China says it will create a "line of separation" atop Mount Everest to keep climbers from Nepal from possibly spreading COVID-19 among climbers climbing from Chinese-controlled Tibet.
21 Chinese climbers will scale the world's highest peak sometime this year to establish the dividing line, according to State-run Xinhua News Agency. However, it is unclear how the climbers will mark the line, especially at the peak, which is a small, narrow area where only a handful of climbers can spend just a few minutes at a time to enjoy the view, the report said.

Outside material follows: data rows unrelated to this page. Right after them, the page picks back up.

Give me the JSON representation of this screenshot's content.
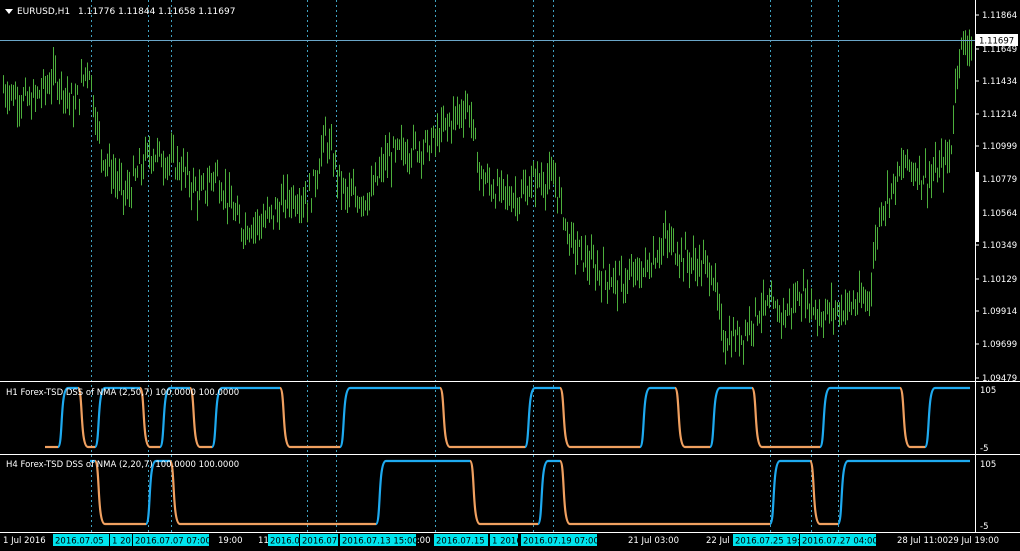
{
  "window": {
    "symbol_title": "EURUSD,H1",
    "ohlc": "1.11776 1.11844 1.11658 1.11697",
    "current_price": "1.11697"
  },
  "colors": {
    "background": "#000000",
    "candles": "#4caf3c",
    "grid_vertical": "#40a0c0",
    "price_line": "#6aa6c8",
    "dss_up": "#1eaaf0",
    "dss_down": "#f0a060",
    "marker_bg": "#00e5ee",
    "axis": "#ffffff"
  },
  "price_axis": {
    "labels": [
      "1.11864",
      "1.11649",
      "1.11434",
      "1.11214",
      "1.10999",
      "1.10779",
      "1.10564",
      "1.10349",
      "1.10129",
      "1.09914",
      "1.09699",
      "1.09479"
    ]
  },
  "indicators": [
    {
      "label": "H1 Forex-TSD DSS of NMA (2,50,7) 100.0000 100.0000",
      "max_label": "105",
      "min_label": "-5"
    },
    {
      "label": "H4 Forex-TSD DSS of NMA (2,20,7) 100.0000 100.0000",
      "max_label": "105",
      "min_label": "-5"
    }
  ],
  "time_axis": {
    "labels": [
      "1 Jul 2016",
      "19:00",
      "11",
      "19:00",
      "21 Jul 03:00",
      "22 Jul",
      "28 Jul 11:00",
      "29 Jul 19:00"
    ],
    "markers": [
      "2016.07.05",
      "1 2016",
      "2016.07.07 07:00",
      "2016.0",
      "2016.07.",
      "2016.07.13 15:00",
      "2016.07.15",
      "1 2016",
      "2016.07.19 07:00",
      "2016.07.25 19:",
      "2016.07.27 04:00"
    ]
  },
  "chart_data": {
    "type": "candlestick",
    "symbol": "EURUSD",
    "timeframe": "H1",
    "ylim": [
      1.0948,
      1.1195
    ],
    "x": [
      "1 Jul 2016",
      "5 Jul",
      "7 Jul",
      "11 Jul",
      "13 Jul",
      "15 Jul",
      "19 Jul",
      "21 Jul",
      "22 Jul",
      "25 Jul",
      "27 Jul",
      "28 Jul",
      "29 Jul"
    ],
    "close_approx": [
      1.1125,
      1.11,
      1.106,
      1.1065,
      1.109,
      1.1112,
      1.1077,
      1.1035,
      1.101,
      1.0985,
      1.0995,
      1.108,
      1.117
    ],
    "last": {
      "open": 1.11776,
      "high": 1.11844,
      "low": 1.11658,
      "close": 1.11697
    },
    "dss_h1_state": [
      "down",
      "up",
      "down",
      "up",
      "down",
      "up",
      "down",
      "up",
      "down",
      "up",
      "down",
      "up"
    ],
    "dss_h4_state": [
      "down",
      "up",
      "down",
      "up",
      "down",
      "up",
      "down",
      "up",
      "down",
      "up"
    ],
    "grid": false
  }
}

Mount Everest straddles the border between China and Nepal, with the mountain's north slope on the Chinese side and the south slope on the Nepalese side. While Beijing has banned foreign climbers since the outbreak of the COVID-19 pandemic last year, the Nepalese government has begun issuing climbing permits in an effort to revitalize tourism revenue.
But Nepal is currently mired in a surge of new coronavirus infections and deaths in recent weeks, mirroring the catastrophic deadly wave in neighboring India. According to the latest government data, Nepal reported 8,777 COVID cases Sunday, 30 times higher than numbers recorded in April Reuters reported. The country has so far reported a total caseload of 394,667 cases and 3,720 deaths.